I get to the diner and I only have to wait a few minutes until a waitress comes over to take my order. She speaks with a classic southern drawl that gets me giddy in anticipation to learn it.

“My name’s Ellen and I’ll be servin’ ya dis mornin’. Anything I can git fer you hun?” She says.

“I’ll j-just have s-scram-mbled eggs an-nd b-bacon p-please.” I stutter. I spend the rest of the morning in the diner, listening to the conversations around me and to the waitress who brings me my food and fills my coffee a few times.

From what I was able to gather at the diner, southerners are polite and respectful, but sound almost uneducated to someone unaccustomed to hearing their contractions and vowel pronunciation. They seem to always call people Sweetie, Honey, Darlin’, or some variation. Their R’s are drawn out and soft, and AH becomes AW, like father and fawther. I think I understand their language well enough, so now all I have to do is practice. The best way I can think to do this would be to talk to myself in a mirror and try my hardest not to stutter. I set out for Boston tomorrow.


I am still practicing my southern accent, but I am getting kind of frustrated. I thought it would come easier, I thought I would have it down by now, but I guess it will take more work than I had hoped; I will have to work really hard to get rid of my stutter.

After I drop my bags at the hotel I decided to start at Faneuil Hall, a famous marketplace. As I am walking around I can hear a few accents, but I need to engage in conversation to get a better understanding of the language.

“Exc-cuse me, c-can I t-talk to you f-for a second?” I say to a man who walks by.

“Shure, I gyess.

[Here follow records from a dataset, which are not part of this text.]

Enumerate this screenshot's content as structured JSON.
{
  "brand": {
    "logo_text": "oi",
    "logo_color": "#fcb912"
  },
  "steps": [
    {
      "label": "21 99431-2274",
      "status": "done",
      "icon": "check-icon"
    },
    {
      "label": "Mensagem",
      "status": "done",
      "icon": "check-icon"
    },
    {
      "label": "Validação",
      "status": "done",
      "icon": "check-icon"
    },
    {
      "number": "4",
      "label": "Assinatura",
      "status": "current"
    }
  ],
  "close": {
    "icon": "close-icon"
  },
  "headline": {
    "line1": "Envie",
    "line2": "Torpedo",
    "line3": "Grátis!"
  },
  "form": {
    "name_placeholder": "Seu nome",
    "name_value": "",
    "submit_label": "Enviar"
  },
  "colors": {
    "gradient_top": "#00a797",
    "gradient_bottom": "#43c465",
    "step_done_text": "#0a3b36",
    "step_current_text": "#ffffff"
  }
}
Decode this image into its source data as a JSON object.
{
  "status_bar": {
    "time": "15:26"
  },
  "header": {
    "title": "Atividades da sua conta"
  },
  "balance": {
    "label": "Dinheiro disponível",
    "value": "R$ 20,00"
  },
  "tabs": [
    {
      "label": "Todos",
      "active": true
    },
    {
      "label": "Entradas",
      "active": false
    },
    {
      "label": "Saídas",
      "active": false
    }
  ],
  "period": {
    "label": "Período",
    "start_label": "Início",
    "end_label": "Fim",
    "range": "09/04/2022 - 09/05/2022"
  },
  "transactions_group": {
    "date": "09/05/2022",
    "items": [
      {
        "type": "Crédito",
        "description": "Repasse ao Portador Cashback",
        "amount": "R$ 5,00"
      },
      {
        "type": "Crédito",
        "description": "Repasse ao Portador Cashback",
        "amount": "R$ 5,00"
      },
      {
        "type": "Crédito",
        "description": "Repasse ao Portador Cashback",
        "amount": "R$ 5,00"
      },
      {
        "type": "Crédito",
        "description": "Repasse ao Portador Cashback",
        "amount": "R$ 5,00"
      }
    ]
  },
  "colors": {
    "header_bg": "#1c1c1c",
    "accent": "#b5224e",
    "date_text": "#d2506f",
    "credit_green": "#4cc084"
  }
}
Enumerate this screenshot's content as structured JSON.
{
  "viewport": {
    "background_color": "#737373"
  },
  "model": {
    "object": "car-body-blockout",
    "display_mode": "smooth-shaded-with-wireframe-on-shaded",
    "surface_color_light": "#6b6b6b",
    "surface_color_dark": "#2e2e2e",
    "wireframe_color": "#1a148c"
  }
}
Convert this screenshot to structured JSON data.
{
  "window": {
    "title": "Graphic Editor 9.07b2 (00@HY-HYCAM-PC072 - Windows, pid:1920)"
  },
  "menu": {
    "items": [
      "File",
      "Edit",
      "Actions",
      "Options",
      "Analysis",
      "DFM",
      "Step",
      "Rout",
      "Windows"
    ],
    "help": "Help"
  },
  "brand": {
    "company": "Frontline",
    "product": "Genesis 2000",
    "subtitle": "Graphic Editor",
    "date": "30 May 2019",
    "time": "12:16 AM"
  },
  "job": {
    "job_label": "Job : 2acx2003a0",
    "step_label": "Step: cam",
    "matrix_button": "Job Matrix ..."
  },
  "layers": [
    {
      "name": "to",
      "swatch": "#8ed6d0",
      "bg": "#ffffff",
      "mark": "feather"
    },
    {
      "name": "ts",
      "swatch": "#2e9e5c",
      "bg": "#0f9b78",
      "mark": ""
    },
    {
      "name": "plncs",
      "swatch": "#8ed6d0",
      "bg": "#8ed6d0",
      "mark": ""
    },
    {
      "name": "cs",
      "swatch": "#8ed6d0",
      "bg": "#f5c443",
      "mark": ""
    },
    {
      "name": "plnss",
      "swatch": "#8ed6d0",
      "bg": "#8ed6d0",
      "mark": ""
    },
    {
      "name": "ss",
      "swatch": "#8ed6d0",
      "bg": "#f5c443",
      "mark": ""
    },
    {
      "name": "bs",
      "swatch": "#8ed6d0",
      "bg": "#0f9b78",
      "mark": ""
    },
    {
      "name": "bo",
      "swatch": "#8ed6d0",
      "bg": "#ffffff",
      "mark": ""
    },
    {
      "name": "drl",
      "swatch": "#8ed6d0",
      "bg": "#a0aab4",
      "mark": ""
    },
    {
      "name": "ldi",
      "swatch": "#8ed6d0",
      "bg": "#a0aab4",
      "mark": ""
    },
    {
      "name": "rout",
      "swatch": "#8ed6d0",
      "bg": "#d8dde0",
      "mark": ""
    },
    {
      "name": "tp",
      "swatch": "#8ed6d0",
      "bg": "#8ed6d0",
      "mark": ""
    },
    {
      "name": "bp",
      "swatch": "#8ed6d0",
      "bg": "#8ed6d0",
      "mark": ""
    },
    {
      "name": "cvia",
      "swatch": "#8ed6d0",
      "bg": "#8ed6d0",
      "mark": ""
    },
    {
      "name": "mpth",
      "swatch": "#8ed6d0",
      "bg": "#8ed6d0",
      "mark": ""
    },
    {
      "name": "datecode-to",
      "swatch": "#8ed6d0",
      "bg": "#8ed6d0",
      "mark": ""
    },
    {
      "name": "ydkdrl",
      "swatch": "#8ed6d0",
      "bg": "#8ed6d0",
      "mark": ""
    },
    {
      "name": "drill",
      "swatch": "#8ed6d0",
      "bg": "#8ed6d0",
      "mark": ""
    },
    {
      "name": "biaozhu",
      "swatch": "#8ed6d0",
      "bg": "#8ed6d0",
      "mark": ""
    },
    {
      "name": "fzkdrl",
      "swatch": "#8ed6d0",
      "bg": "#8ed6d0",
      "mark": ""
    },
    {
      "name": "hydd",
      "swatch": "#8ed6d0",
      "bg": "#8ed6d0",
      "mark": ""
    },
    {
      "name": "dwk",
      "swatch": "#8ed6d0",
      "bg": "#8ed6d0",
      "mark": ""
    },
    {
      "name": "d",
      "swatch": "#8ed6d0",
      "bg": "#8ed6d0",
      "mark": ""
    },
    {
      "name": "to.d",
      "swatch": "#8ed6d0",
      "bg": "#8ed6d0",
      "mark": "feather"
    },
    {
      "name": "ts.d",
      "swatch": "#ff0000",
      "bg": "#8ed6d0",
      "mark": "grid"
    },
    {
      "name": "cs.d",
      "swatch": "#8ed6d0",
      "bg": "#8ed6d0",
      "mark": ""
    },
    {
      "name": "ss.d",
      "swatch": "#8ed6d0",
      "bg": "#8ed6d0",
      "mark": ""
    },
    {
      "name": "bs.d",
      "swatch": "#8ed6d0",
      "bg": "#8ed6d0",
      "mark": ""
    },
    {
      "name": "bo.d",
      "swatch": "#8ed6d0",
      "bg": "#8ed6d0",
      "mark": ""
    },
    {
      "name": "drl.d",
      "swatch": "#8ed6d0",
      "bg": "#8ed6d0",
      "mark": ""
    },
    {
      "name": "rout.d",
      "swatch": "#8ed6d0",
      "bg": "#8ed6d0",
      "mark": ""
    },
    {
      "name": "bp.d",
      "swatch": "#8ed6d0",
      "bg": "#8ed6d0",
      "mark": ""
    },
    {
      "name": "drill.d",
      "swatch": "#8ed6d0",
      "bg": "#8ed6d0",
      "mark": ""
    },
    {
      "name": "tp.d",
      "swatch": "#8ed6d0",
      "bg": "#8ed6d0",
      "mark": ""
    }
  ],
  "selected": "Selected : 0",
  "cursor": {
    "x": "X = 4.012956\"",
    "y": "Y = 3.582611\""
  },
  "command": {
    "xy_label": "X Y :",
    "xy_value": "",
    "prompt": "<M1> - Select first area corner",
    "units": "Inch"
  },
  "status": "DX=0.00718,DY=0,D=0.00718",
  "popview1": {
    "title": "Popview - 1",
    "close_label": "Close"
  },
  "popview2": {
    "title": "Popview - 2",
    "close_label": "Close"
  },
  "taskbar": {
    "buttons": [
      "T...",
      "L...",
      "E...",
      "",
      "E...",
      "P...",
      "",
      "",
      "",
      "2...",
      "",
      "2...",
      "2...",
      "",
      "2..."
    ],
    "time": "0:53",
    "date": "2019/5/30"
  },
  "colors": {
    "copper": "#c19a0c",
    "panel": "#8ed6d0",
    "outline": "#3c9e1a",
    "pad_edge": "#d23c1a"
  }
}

How can I help ya?” The guy replies in a thick nasally Boston accent.

“Well, I’m n-not from ar-round here and I w-was wondering if-f you could tell m-me the sign-nificance of-f this hall.” I ask him, gesturing at the building over my shoulder.

“It’s bay-sically just a meating playce that has been ahround synce the seventeen hundreds and nyow it is awlso paht of Bouston National Histo-ical Pahk.” He says.

“T-thanks.” I say.

I spend the rest of the day talking to the people passing by and get a pretty good understanding of the language.

Well that’s it for Boston. From what I heard Bostonians have a nasally way of talking and they turn their Rs into AHs. I am getting better at the Southern accent now too, I am not stuttering nearly as much. I guess it’s time to practice the Boston accent, hopefully my experience from the last one will make it easier. I hope I can master these by the time I get home.

So I am off to Oregon tonight. The western dialect is one that the majority of the country sees as normal and plain. This is the one that I am most excited to learn, but I think it will be the hardest. I guess you could say that I already have a western accent, but I don’t like to look at it like that because it would hinder me trying to lose my stutter.

When I get to Oregon I decide to go to a park today. I wander around listening to the people talking. I find it hard to pick out specific things in their speech. They do not have defining characteristics of speech. As I walk around I wonder if maybe they do have accent. Maybe to the southerners in Alabama they sound funny, or to the nasally Bostonians. But just like someone with a southern or boston accent sounds normal to them, the people here sound normal to me. I sit down on a bench to think and by the time I leave I have convinced myself that I will always have a stutter.

This trip was useless; I will never get rid of my stutter. I got a ticket for the next flight home. Maybe everyone was right, maybe I can’t be an actor. I guess that’s it then. I will go home, try to find a decent job and forget this whole thing.


Well it turns out I was wrong. When I got back home everyone told me how much my stutter had improved. I was shocked! I had thought I did not learn anything at all. I recently decided to start taking speech classes, and my stuttering has really been improving. I even have a new audition on Friday! I think that with a little more practice and focus, people might actually start taking me seriously. It’s not perfect, and it can’t be completely cured, but at least it always leaves room for improvement.